[Dataset items]

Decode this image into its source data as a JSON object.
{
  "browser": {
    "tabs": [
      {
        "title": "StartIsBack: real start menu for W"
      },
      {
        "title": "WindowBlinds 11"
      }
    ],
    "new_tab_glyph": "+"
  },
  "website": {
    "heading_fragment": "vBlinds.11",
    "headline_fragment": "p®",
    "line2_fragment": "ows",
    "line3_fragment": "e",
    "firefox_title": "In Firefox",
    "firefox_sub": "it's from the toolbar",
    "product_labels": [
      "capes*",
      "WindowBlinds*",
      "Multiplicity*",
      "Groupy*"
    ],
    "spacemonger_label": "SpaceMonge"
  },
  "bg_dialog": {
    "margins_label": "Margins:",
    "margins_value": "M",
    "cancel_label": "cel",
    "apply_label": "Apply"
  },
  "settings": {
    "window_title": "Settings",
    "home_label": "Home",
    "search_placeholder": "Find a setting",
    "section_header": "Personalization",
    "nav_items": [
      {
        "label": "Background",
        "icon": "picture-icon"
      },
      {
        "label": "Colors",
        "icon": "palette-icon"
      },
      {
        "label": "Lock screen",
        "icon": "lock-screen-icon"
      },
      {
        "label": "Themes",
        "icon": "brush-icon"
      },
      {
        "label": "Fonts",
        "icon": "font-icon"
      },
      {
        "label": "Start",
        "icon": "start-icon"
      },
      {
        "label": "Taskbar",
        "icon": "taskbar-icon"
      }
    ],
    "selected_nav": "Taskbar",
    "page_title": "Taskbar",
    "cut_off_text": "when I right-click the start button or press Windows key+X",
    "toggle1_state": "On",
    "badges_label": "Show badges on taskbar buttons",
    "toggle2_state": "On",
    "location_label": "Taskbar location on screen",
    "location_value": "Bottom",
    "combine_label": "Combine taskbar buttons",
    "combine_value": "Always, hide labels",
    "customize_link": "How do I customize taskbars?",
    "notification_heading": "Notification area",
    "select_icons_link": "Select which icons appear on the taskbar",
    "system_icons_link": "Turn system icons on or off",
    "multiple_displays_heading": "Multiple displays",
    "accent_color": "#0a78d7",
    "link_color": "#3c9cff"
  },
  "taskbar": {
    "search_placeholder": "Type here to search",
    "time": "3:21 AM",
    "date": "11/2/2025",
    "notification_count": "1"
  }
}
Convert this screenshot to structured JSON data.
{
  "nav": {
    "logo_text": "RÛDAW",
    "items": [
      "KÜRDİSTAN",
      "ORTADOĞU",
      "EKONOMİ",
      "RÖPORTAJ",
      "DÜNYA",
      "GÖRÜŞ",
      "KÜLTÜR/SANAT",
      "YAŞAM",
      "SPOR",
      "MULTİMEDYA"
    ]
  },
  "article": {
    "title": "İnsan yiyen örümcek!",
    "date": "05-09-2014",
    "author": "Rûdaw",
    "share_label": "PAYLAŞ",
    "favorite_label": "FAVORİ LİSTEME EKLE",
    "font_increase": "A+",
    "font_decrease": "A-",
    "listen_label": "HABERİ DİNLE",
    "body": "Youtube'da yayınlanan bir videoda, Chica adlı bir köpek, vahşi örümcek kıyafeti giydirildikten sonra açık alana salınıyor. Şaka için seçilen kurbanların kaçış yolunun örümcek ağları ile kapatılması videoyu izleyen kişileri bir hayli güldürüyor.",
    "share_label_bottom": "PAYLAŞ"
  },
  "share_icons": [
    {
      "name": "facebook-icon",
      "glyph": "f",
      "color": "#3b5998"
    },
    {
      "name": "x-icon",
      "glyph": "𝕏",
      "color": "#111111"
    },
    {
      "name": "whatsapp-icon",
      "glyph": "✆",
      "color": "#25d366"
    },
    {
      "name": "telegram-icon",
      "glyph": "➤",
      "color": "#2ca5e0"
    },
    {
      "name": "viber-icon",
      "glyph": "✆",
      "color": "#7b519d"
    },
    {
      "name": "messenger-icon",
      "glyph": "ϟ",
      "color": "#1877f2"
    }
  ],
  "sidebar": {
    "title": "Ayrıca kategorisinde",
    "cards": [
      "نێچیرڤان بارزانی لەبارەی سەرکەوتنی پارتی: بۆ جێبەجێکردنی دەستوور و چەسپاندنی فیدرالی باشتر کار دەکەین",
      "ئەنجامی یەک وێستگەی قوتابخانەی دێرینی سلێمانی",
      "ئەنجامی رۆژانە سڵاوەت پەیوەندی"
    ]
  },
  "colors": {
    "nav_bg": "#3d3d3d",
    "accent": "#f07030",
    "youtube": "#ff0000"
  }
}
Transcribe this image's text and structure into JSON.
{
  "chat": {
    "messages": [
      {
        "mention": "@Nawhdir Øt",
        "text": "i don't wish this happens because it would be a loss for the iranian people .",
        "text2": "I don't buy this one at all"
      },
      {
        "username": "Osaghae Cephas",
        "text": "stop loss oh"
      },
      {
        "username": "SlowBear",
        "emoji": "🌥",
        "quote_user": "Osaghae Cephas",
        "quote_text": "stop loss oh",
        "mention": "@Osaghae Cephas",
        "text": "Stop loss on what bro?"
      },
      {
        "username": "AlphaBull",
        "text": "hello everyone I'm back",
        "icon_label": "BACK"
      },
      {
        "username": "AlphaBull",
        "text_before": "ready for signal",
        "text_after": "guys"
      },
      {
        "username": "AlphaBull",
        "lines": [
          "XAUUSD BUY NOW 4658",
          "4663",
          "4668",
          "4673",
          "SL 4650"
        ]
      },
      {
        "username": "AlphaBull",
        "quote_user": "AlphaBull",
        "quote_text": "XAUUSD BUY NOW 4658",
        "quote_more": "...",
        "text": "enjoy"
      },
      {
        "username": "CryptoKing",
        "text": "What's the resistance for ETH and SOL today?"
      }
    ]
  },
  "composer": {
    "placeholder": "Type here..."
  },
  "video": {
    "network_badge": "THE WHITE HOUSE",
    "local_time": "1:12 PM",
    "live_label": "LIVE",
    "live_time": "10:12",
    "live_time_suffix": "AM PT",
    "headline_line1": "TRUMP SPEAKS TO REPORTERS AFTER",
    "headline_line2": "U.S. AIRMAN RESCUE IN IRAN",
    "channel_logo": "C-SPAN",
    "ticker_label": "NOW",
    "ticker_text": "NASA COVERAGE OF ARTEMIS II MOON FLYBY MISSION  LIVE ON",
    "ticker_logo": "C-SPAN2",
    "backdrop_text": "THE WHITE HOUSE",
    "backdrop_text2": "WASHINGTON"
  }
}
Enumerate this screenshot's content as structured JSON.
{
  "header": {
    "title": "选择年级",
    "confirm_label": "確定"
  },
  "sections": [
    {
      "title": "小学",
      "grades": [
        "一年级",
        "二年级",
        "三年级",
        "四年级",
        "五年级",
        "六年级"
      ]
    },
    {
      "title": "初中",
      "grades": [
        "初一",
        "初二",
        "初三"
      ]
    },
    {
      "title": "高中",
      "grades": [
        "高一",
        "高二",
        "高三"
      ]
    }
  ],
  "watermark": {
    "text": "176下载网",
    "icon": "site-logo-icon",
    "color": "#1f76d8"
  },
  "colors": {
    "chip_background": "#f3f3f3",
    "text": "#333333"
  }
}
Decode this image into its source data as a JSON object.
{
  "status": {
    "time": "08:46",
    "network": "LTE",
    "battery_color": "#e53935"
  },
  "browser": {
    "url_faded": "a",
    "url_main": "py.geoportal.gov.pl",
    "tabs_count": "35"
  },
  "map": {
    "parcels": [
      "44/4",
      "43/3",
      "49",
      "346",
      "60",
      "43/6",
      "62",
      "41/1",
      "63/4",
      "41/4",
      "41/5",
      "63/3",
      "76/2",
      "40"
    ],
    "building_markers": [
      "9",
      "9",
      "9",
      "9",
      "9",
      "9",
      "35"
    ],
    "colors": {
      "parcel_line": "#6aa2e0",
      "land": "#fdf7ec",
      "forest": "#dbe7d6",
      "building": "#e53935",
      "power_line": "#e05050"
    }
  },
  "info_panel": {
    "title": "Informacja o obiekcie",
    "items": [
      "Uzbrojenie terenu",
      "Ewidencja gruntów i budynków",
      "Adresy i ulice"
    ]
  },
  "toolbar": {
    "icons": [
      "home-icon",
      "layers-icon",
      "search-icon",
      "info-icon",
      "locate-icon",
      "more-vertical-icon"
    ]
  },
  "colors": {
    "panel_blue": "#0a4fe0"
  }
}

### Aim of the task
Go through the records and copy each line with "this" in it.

### Answer space
Decode this image into its source data as a JSON object.
Convert this screenshot to structured JSON data.
Transcribe this image's text and structure into JSON.
        "text": "i don't wish this happens because it would be a loss for the iranian people .",
        "text2": "I don't buy this one at all"
Enumerate this screenshot's content as structured JSON.
Decode this image into its source data as a JSON object.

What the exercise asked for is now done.